Web page and app entries:
================
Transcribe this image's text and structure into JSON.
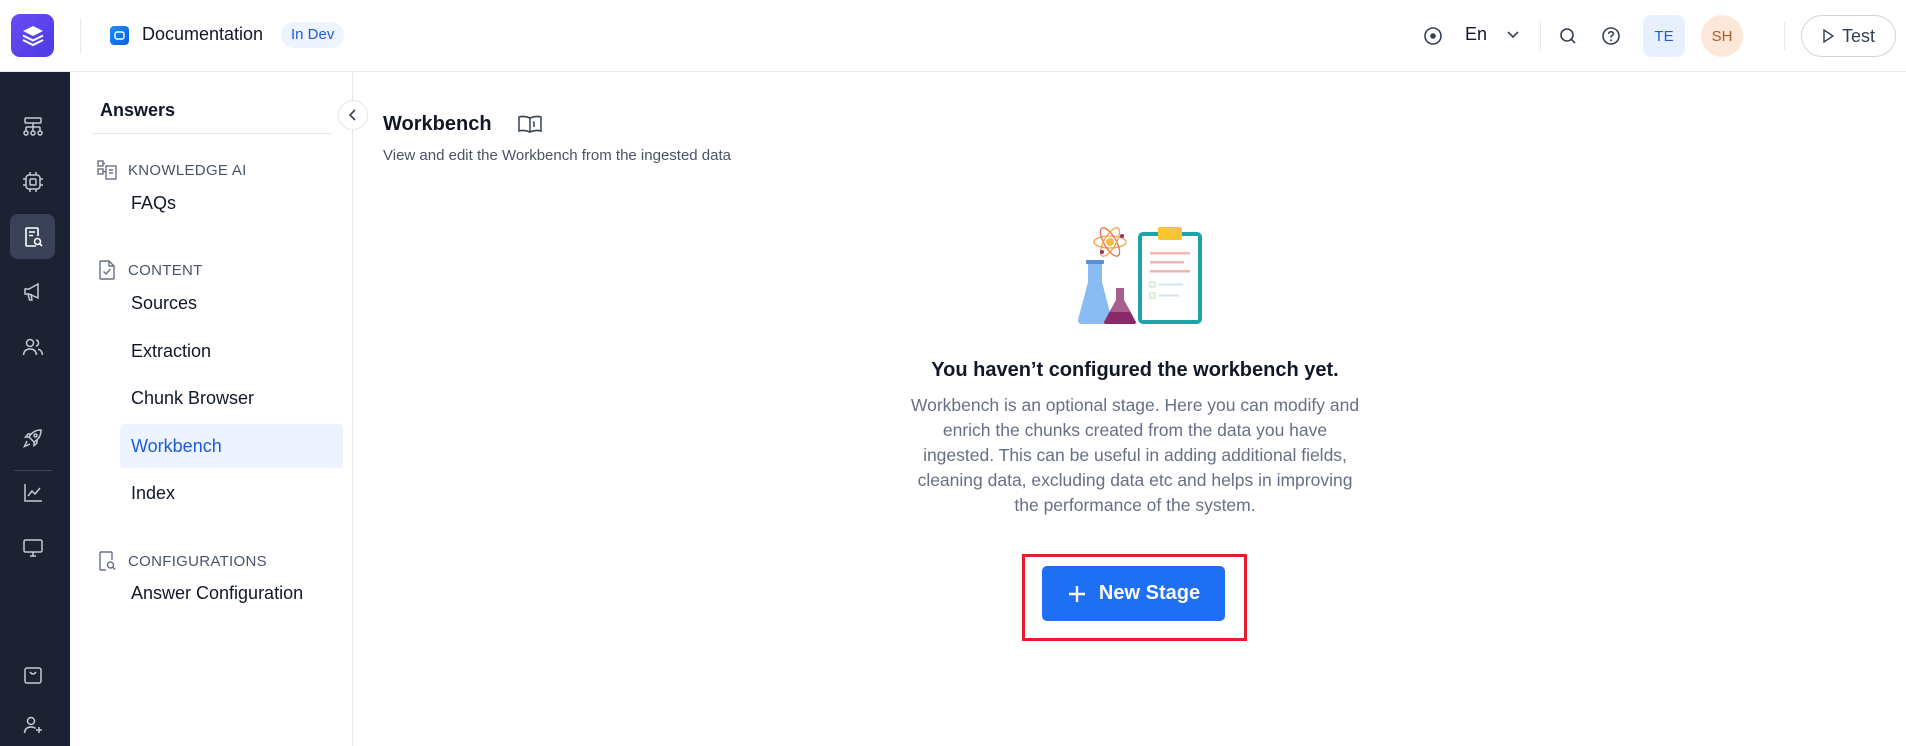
{
  "header": {
    "app_title": "Documentation",
    "status_badge": "In Dev",
    "language": "En",
    "avatars": [
      "TE",
      "SH"
    ],
    "test_label": "Test"
  },
  "rail": {
    "icons": [
      "flow-icon",
      "bot-icon",
      "search-doc-icon",
      "megaphone-icon",
      "users-icon",
      "rocket-icon",
      "analytics-icon",
      "monitor-icon",
      "store-icon",
      "add-user-icon"
    ],
    "active": "search-doc-icon"
  },
  "subnav": {
    "title": "Answers",
    "sections": [
      {
        "label": "KNOWLEDGE AI",
        "icon": "knowledge-icon",
        "items": [
          "FAQs"
        ]
      },
      {
        "label": "CONTENT",
        "icon": "content-icon",
        "items": [
          "Sources",
          "Extraction",
          "Chunk Browser",
          "Workbench",
          "Index"
        ]
      },
      {
        "label": "CONFIGURATIONS",
        "icon": "config-icon",
        "items": [
          "Answer Configuration"
        ]
      }
    ],
    "active_item": "Workbench"
  },
  "main": {
    "title": "Workbench",
    "subtitle": "View and edit the Workbench from the ingested data",
    "empty_state": {
      "title": "You haven’t configured the workbench yet.",
      "description": "Workbench is an optional stage. Here you can modify and enrich the chunks created from the data you have ingested. This can be useful in adding additional fields, cleaning data, excluding data etc and helps in improving the performance of the system.",
      "button_label": "New Stage"
    }
  },
  "colors": {
    "primary": "#1f6ff2",
    "rail_bg": "#1d2232",
    "highlight": "#e11d2e",
    "active_nav_bg": "#eef4ff"
  }
}
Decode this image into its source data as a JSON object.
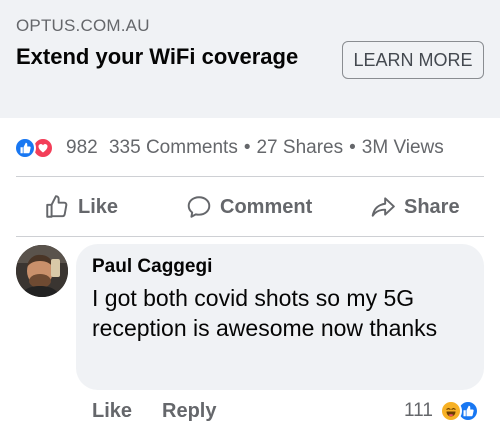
{
  "ad": {
    "domain": "OPTUS.COM.AU",
    "headline": "Extend your WiFi coverage",
    "cta_label": "LEARN MORE"
  },
  "stats": {
    "reactions_count": "982",
    "comments": "335 Comments",
    "separator": "•",
    "shares": "27 Shares",
    "views": "3M Views",
    "reaction_icons": [
      "like-reaction-icon",
      "love-reaction-icon"
    ]
  },
  "actions": {
    "like_label": "Like",
    "comment_label": "Comment",
    "share_label": "Share"
  },
  "comment": {
    "author": "Paul Caggegi",
    "text": "I got both covid shots so my 5G reception is awesome now thanks",
    "like_label": "Like",
    "reply_label": "Reply",
    "reaction_count": "111",
    "reaction_icons": [
      "haha-reaction-icon",
      "like-reaction-icon"
    ]
  },
  "colors": {
    "brand_blue": "#1877f2",
    "love_red": "#f33e58",
    "haha_yellow": "#f7b125",
    "secondary_text": "#65676b",
    "bubble_bg": "#f0f2f5"
  }
}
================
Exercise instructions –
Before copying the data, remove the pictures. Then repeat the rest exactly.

Response –
Transcribe this image's text and structure into JSON.
{
  "header": {
    "app_title": "Documentation",
    "status_badge": "In Dev",
    "language": "En",
    "avatars": [
      "TE",
      "SH"
    ],
    "test_label": "Test"
  },
  "rail": {
    "icons": [
      "flow-icon",
      "bot-icon",
      "search-doc-icon",
      "megaphone-icon",
      "users-icon",
      "rocket-icon",
      "analytics-icon",
      "monitor-icon",
      "store-icon",
      "add-user-icon"
    ],
    "active": "search-doc-icon"
  },
  "subnav": {
    "title": "Answers",
    "sections": [
      {
        "label": "KNOWLEDGE AI",
        "icon": "knowledge-icon",
        "items": [
          "FAQs"
        ]
      },
      {
        "label": "CONTENT",
        "icon": "content-icon",
        "items": [
          "Sources",
          "Extraction",
          "Chunk Browser",
          "Workbench",
          "Index"
        ]
      },
      {
        "label": "CONFIGURATIONS",
        "icon": "config-icon",
        "items": [
          "Answer Configuration"
        ]
      }
    ],
    "active_item": "Workbench"
  },
  "main": {
    "title": "Workbench",
    "subtitle": "View and edit the Workbench from the ingested data",
    "empty_state": {
      "title": "You haven’t configured the workbench yet.",
      "description": "Workbench is an optional stage. Here you can modify and enrich the chunks created from the data you have ingested. This can be useful in adding additional fields, cleaning data, excluding data etc and helps in improving the performance of the system.",
      "button_label": "New Stage"
    }
  },
  "colors": {
    "primary": "#1f6ff2",
    "rail_bg": "#1d2232",
    "highlight": "#e11d2e",
    "active_nav_bg": "#eef4ff"
  }
}
Decode this image into its source data as a JSON object.
{
  "ad": {
    "domain": "OPTUS.COM.AU",
    "headline": "Extend your WiFi coverage",
    "cta_label": "LEARN MORE"
  },
  "stats": {
    "reactions_count": "982",
    "comments": "335 Comments",
    "separator": "•",
    "shares": "27 Shares",
    "views": "3M Views",
    "reaction_icons": [
      "like-reaction-icon",
      "love-reaction-icon"
    ]
  },
  "actions": {
    "like_label": "Like",
    "comment_label": "Comment",
    "share_label": "Share"
  },
  "comment": {
    "author": "Paul Caggegi",
    "text": "I got both covid shots so my 5G reception is awesome now thanks",
    "like_label": "Like",
    "reply_label": "Reply",
    "reaction_count": "111",
    "reaction_icons": [
      "haha-reaction-icon",
      "like-reaction-icon"
    ]
  },
  "colors": {
    "brand_blue": "#1877f2",
    "love_red": "#f33e58",
    "haha_yellow": "#f7b125",
    "secondary_text": "#65676b",
    "bubble_bg": "#f0f2f5"
  }
}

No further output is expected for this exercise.